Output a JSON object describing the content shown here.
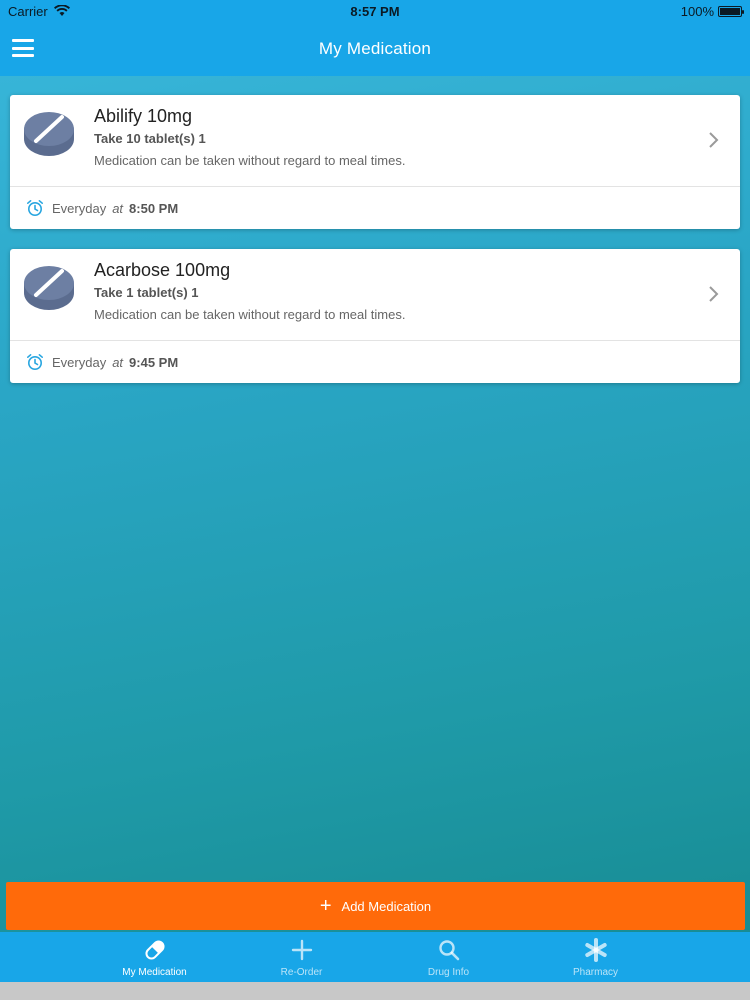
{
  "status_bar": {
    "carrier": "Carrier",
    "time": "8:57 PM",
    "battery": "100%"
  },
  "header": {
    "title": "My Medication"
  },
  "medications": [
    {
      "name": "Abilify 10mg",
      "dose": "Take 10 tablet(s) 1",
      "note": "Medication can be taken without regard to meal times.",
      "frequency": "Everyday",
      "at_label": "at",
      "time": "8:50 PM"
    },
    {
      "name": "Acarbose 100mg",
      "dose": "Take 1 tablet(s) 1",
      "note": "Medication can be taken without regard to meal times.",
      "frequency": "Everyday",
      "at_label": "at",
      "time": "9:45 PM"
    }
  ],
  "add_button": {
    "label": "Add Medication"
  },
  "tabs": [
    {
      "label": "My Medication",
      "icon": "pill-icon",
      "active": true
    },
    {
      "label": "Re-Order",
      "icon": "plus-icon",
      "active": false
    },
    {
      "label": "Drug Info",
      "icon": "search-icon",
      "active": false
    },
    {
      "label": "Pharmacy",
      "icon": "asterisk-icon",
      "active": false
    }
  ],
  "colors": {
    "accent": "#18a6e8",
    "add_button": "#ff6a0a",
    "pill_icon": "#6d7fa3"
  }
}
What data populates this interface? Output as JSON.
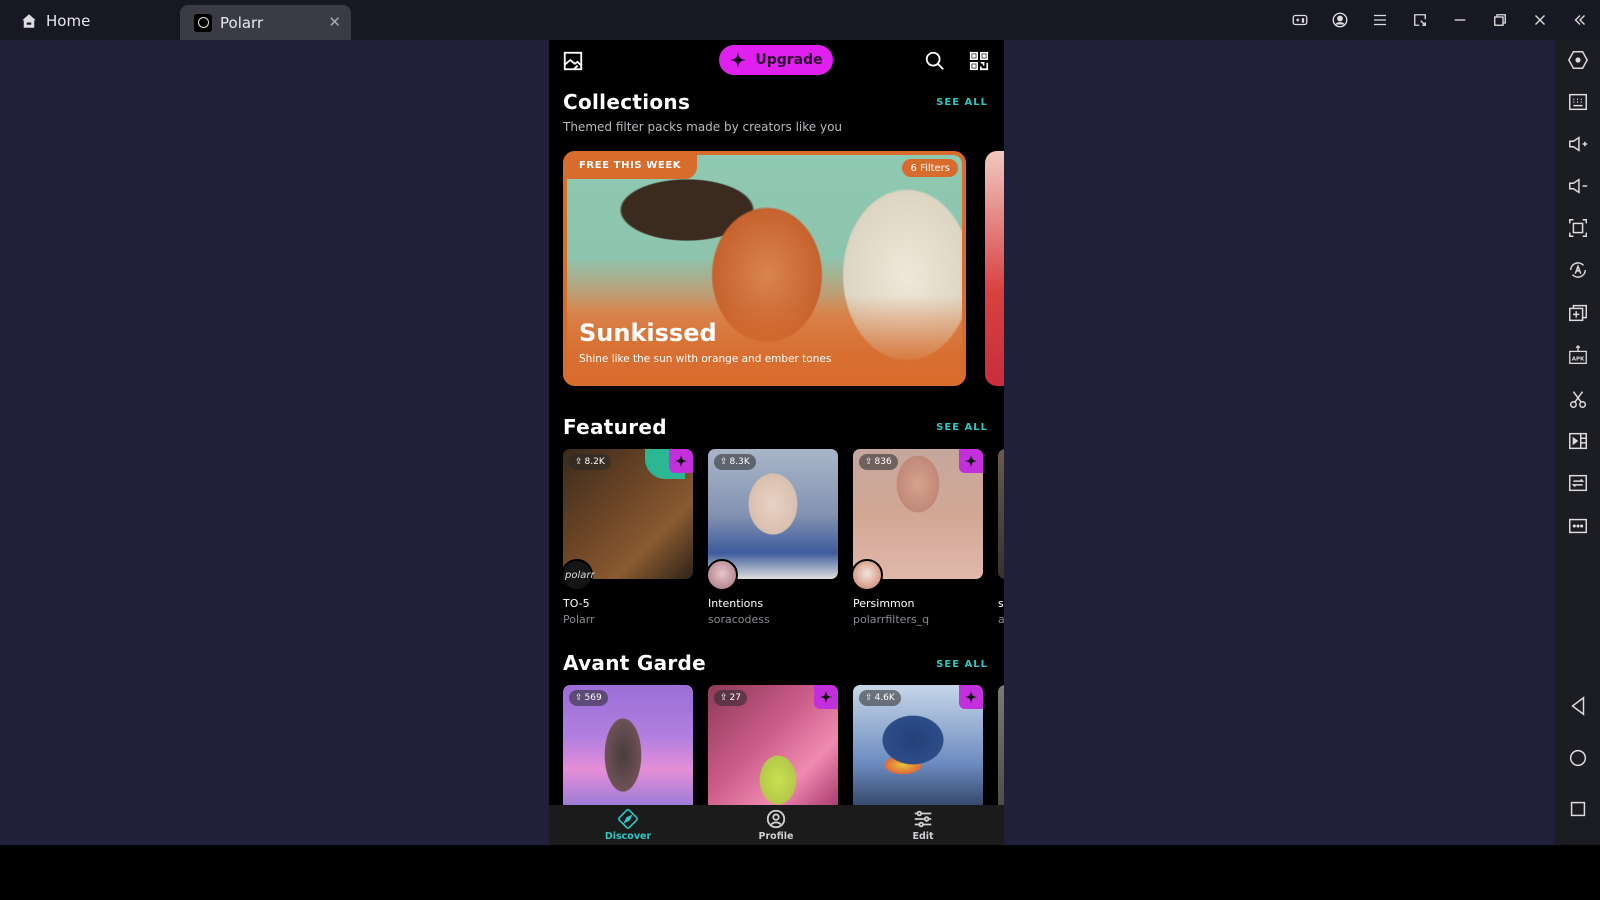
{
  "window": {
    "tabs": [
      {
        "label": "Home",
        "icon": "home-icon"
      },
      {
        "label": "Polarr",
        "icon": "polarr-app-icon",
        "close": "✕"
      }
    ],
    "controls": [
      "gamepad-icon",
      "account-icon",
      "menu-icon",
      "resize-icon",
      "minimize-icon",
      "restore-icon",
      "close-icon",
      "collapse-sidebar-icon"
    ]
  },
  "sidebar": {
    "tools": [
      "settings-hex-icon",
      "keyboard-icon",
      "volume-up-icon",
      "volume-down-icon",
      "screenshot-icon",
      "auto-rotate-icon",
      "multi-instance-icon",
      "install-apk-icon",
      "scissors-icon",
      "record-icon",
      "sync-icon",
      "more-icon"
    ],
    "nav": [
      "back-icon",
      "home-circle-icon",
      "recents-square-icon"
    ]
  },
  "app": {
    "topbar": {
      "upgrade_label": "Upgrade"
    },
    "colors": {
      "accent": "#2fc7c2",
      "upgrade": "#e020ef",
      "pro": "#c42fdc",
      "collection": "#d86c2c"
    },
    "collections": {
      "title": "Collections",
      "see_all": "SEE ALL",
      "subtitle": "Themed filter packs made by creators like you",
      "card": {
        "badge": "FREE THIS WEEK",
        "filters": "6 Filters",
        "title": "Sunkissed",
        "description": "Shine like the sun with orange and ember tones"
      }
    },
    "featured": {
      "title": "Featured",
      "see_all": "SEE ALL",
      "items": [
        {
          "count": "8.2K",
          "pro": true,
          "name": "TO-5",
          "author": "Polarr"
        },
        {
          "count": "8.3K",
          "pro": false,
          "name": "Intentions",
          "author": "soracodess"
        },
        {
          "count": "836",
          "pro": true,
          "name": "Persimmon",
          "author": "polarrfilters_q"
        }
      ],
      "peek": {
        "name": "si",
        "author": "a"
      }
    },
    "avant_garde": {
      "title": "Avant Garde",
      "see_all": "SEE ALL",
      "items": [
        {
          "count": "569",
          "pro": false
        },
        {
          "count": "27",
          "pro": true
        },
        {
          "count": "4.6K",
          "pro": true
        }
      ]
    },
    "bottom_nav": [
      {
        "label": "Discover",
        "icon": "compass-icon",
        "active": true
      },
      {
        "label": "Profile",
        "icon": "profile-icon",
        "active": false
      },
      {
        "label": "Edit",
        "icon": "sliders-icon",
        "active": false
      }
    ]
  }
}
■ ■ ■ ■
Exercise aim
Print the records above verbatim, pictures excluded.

Worked solution
Output a JSON object describing the content shown here.
{
  "status_bar": {
    "carrier": "Carrier",
    "time": "8:57 PM",
    "battery": "100%"
  },
  "header": {
    "title": "My Medication"
  },
  "medications": [
    {
      "name": "Abilify 10mg",
      "dose": "Take 10 tablet(s) 1",
      "note": "Medication can be taken without regard to meal times.",
      "frequency": "Everyday",
      "at_label": "at",
      "time": "8:50 PM"
    },
    {
      "name": "Acarbose 100mg",
      "dose": "Take 1 tablet(s) 1",
      "note": "Medication can be taken without regard to meal times.",
      "frequency": "Everyday",
      "at_label": "at",
      "time": "9:45 PM"
    }
  ],
  "add_button": {
    "label": "Add Medication"
  },
  "tabs": [
    {
      "label": "My Medication",
      "icon": "pill-icon",
      "active": true
    },
    {
      "label": "Re-Order",
      "icon": "plus-icon",
      "active": false
    },
    {
      "label": "Drug Info",
      "icon": "search-icon",
      "active": false
    },
    {
      "label": "Pharmacy",
      "icon": "asterisk-icon",
      "active": false
    }
  ],
  "colors": {
    "accent": "#18a6e8",
    "add_button": "#ff6a0a",
    "pill_icon": "#6d7fa3"
  }
}
What data populates this interface? Output as JSON.
{
  "window": {
    "tabs": [
      {
        "label": "Home",
        "icon": "home-icon"
      },
      {
        "label": "Polarr",
        "icon": "polarr-app-icon",
        "close": "✕"
      }
    ],
    "controls": [
      "gamepad-icon",
      "account-icon",
      "menu-icon",
      "resize-icon",
      "minimize-icon",
      "restore-icon",
      "close-icon",
      "collapse-sidebar-icon"
    ]
  },
  "sidebar": {
    "tools": [
      "settings-hex-icon",
      "keyboard-icon",
      "volume-up-icon",
      "volume-down-icon",
      "screenshot-icon",
      "auto-rotate-icon",
      "multi-instance-icon",
      "install-apk-icon",
      "scissors-icon",
      "record-icon",
      "sync-icon",
      "more-icon"
    ],
    "nav": [
      "back-icon",
      "home-circle-icon",
      "recents-square-icon"
    ]
  },
  "app": {
    "topbar": {
      "upgrade_label": "Upgrade"
    },
    "colors": {
      "accent": "#2fc7c2",
      "upgrade": "#e020ef",
      "pro": "#c42fdc",
      "collection": "#d86c2c"
    },
    "collections": {
      "title": "Collections",
      "see_all": "SEE ALL",
      "subtitle": "Themed filter packs made by creators like you",
      "card": {
        "badge": "FREE THIS WEEK",
        "filters": "6 Filters",
        "title": "Sunkissed",
        "description": "Shine like the sun with orange and ember tones"
      }
    },
    "featured": {
      "title": "Featured",
      "see_all": "SEE ALL",
      "items": [
        {
          "count": "8.2K",
          "pro": true,
          "name": "TO-5",
          "author": "Polarr"
        },
        {
          "count": "8.3K",
          "pro": false,
          "name": "Intentions",
          "author": "soracodess"
        },
        {
          "count": "836",
          "pro": true,
          "name": "Persimmon",
          "author": "polarrfilters_q"
        }
      ],
      "peek": {
        "name": "si",
        "author": "a"
      }
    },
    "avant_garde": {
      "title": "Avant Garde",
      "see_all": "SEE ALL",
      "items": [
        {
          "count": "569",
          "pro": false
        },
        {
          "count": "27",
          "pro": true
        },
        {
          "count": "4.6K",
          "pro": true
        }
      ]
    },
    "bottom_nav": [
      {
        "label": "Discover",
        "icon": "compass-icon",
        "active": true
      },
      {
        "label": "Profile",
        "icon": "profile-icon",
        "active": false
      },
      {
        "label": "Edit",
        "icon": "sliders-icon",
        "active": false
      }
    ]
  }
}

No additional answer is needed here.